Directions for this task: Check the entries below for lines with "avatar"; report only how many there are.

[[ Records to use open ]]

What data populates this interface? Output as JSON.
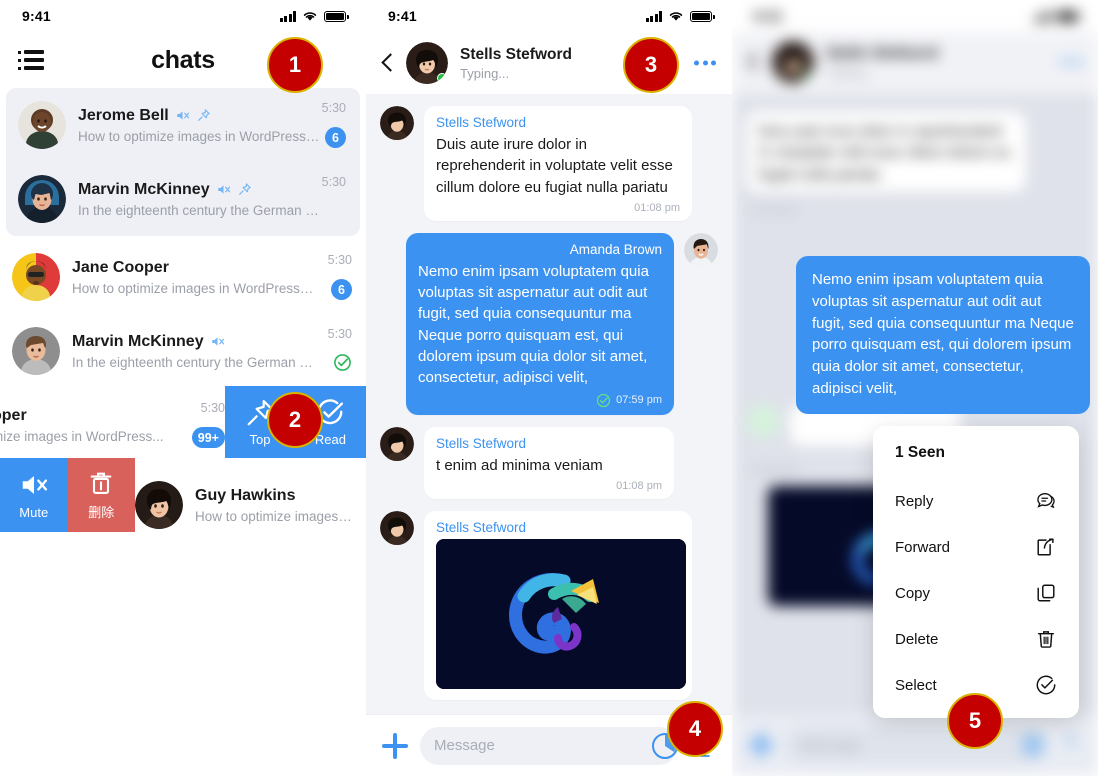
{
  "statusbar": {
    "time": "9:41",
    "signal_icon": "cellular-bars-icon",
    "wifi_icon": "wifi-icon",
    "battery_icon": "battery-full-icon"
  },
  "chat_list": {
    "menu_icon": "list-menu-icon",
    "title": "chats",
    "rows": [
      {
        "name": "Jerome Bell",
        "preview": "How to optimize images in WordPress for...",
        "time": "5:30",
        "badge": "6",
        "muted": true,
        "pinned": true,
        "read_check": false,
        "avatar": "avatar-jerome-bell"
      },
      {
        "name": "Marvin McKinney",
        "preview": "In the eighteenth century the German philosoph...",
        "time": "5:30",
        "badge": "",
        "muted": true,
        "pinned": true,
        "read_check": false,
        "avatar": "avatar-marvin-mckinney-1"
      },
      {
        "name": "Jane Cooper",
        "preview": "How to optimize images in WordPress for...",
        "time": "5:30",
        "badge": "6",
        "muted": false,
        "pinned": false,
        "read_check": false,
        "avatar": "avatar-jane-cooper"
      },
      {
        "name": "Marvin McKinney",
        "preview": "In the eighteenth century the German philos...",
        "time": "5:30",
        "badge": "",
        "muted": true,
        "pinned": false,
        "read_check": true,
        "avatar": "avatar-marvin-mckinney-2"
      },
      {
        "name": "oper",
        "preview": "mize images in WordPress...",
        "time": "5:30",
        "badge": "99+",
        "muted": false,
        "pinned": false,
        "read_check": false,
        "avatar": "avatar-cooper-partial"
      },
      {
        "name": "Guy Hawkins",
        "preview": "How to optimize images in W",
        "time": "",
        "badge": "",
        "muted": false,
        "pinned": false,
        "read_check": false,
        "avatar": "avatar-guy-hawkins"
      }
    ],
    "swipe_right_actions": [
      {
        "label": "Top",
        "icon": "pin-icon"
      },
      {
        "label": "Read",
        "icon": "check-circle-icon"
      }
    ],
    "swipe_left_actions": [
      {
        "label": "Mute",
        "icon": "mute-icon"
      },
      {
        "label": "删除",
        "icon": "trash-icon"
      }
    ]
  },
  "conversation": {
    "back_icon": "back-chevron-icon",
    "contact_name": "Stells Stefword",
    "status": "Typing...",
    "more_icon": "more-options-icon",
    "messages": [
      {
        "side": "in",
        "sender": "Stells Stefword",
        "text": "Duis aute irure dolor in reprehenderit in voluptate velit esse cillum dolore eu fugiat nulla pariatu",
        "time": "01:08 pm",
        "has_check": false,
        "type": "text"
      },
      {
        "side": "out",
        "sender": "Amanda Brown",
        "text": "Nemo enim ipsam voluptatem quia voluptas sit aspernatur aut odit aut fugit, sed quia consequuntur ma Neque porro quisquam est, qui dolorem ipsum quia dolor sit amet, consectetur, adipisci velit,",
        "time": "07:59 pm",
        "has_check": true,
        "type": "text"
      },
      {
        "side": "in",
        "sender": "Stells Stefword",
        "text": "t enim ad minima veniam",
        "time": "01:08 pm",
        "has_check": false,
        "type": "text"
      },
      {
        "side": "in",
        "sender": "Stells Stefword",
        "text": "",
        "time": "",
        "has_check": false,
        "type": "image",
        "image_name": "chameleon-logo-image"
      }
    ],
    "input": {
      "plus_icon": "add-attachment-icon",
      "placeholder": "Message",
      "value": "",
      "emoji_icon": "emoji-icon",
      "mic_icon": "microphone-icon"
    }
  },
  "context_panel": {
    "highlighted_message": "Nemo enim ipsam voluptatem quia voluptas sit aspernatur aut odit aut fugit, sed quia consequuntur ma Neque porro quisquam est, qui dolorem ipsum quia dolor sit amet, consectetur, adipisci velit,",
    "menu": {
      "title": "1 Seen",
      "items": [
        {
          "label": "Reply",
          "icon": "reply-icon"
        },
        {
          "label": "Forward",
          "icon": "forward-icon"
        },
        {
          "label": "Copy",
          "icon": "copy-icon"
        },
        {
          "label": "Delete",
          "icon": "trash-icon"
        },
        {
          "label": "Select",
          "icon": "select-check-icon"
        }
      ]
    }
  },
  "markers": [
    {
      "id": "1",
      "label": "1"
    },
    {
      "id": "2",
      "label": "2"
    },
    {
      "id": "3",
      "label": "3"
    },
    {
      "id": "4",
      "label": "4"
    },
    {
      "id": "5",
      "label": "5"
    }
  ],
  "colors": {
    "accent_blue": "#3c92f0",
    "delete_red": "#d9615c",
    "marker_red": "#c40000",
    "marker_ring": "#d9b300",
    "green_check": "#21c24a",
    "list_bg": "#f3f4f8"
  }
}
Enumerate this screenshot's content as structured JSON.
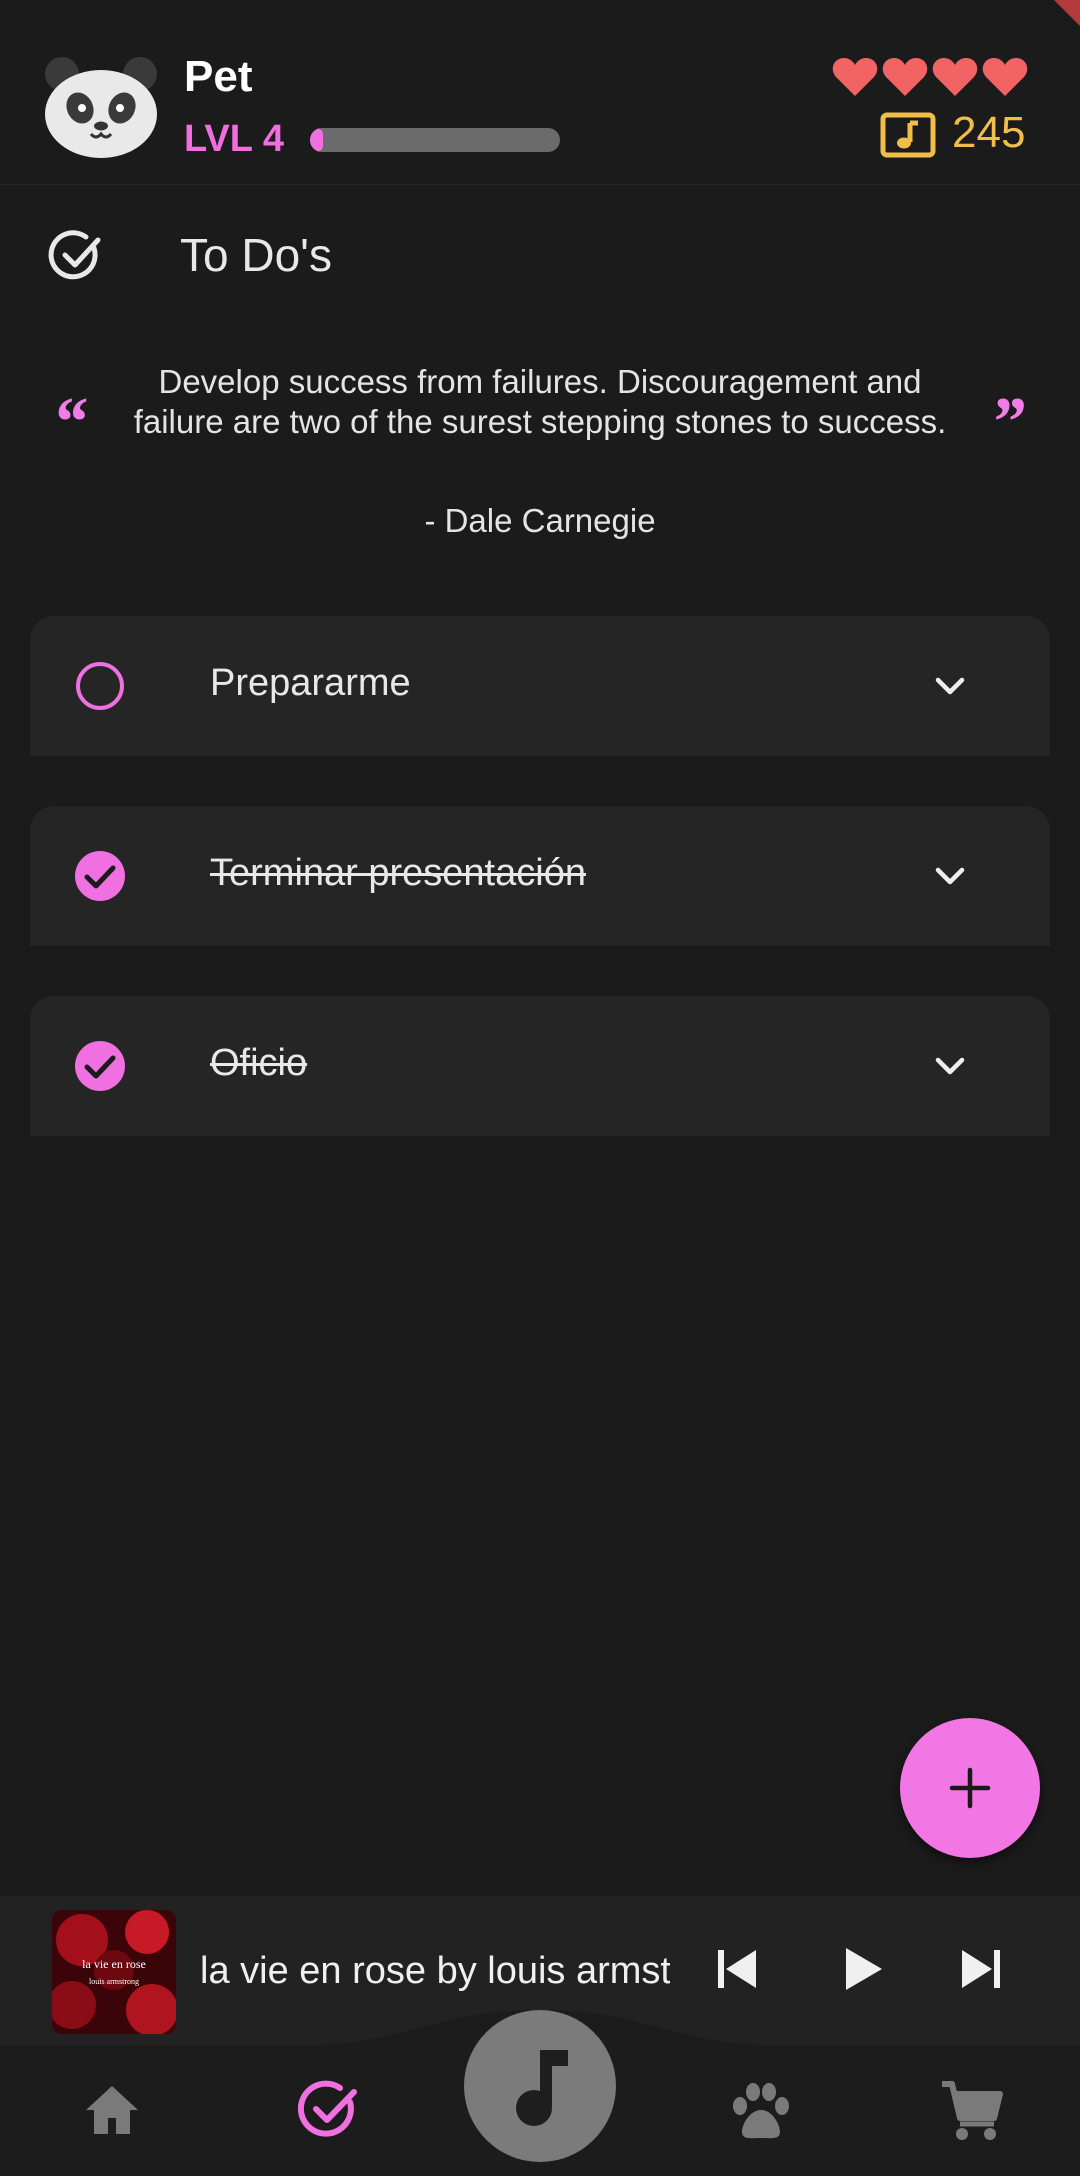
{
  "header": {
    "pet_name": "Pet",
    "level": "LVL 4",
    "xp_progress": 0.05,
    "hearts": 4,
    "coins": "245",
    "accent_color": "#f06ee0",
    "coin_color": "#f2be4a",
    "heart_color": "#f26363"
  },
  "section": {
    "title": "To Do's",
    "icon": "check-circle-icon"
  },
  "quote": {
    "text": "Develop success from failures. Discouragement and failure are two of the surest stepping stones to success.",
    "author": "- Dale Carnegie"
  },
  "tasks": [
    {
      "label": "Prepararme",
      "done": false
    },
    {
      "label": "Terminar presentación",
      "done": true
    },
    {
      "label": "Oficio",
      "done": true
    }
  ],
  "fab": {
    "icon": "plus-icon"
  },
  "player": {
    "track": "la vie en rose by louis armstrong",
    "album_art_text": "la vie en rose",
    "album_art_subtext": "louis armstrong"
  },
  "nav": {
    "items": [
      "home-icon",
      "todos-icon",
      "music-icon",
      "pet-paw-icon",
      "shop-cart-icon"
    ],
    "active": "todos-icon"
  }
}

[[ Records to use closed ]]

Answer area: 6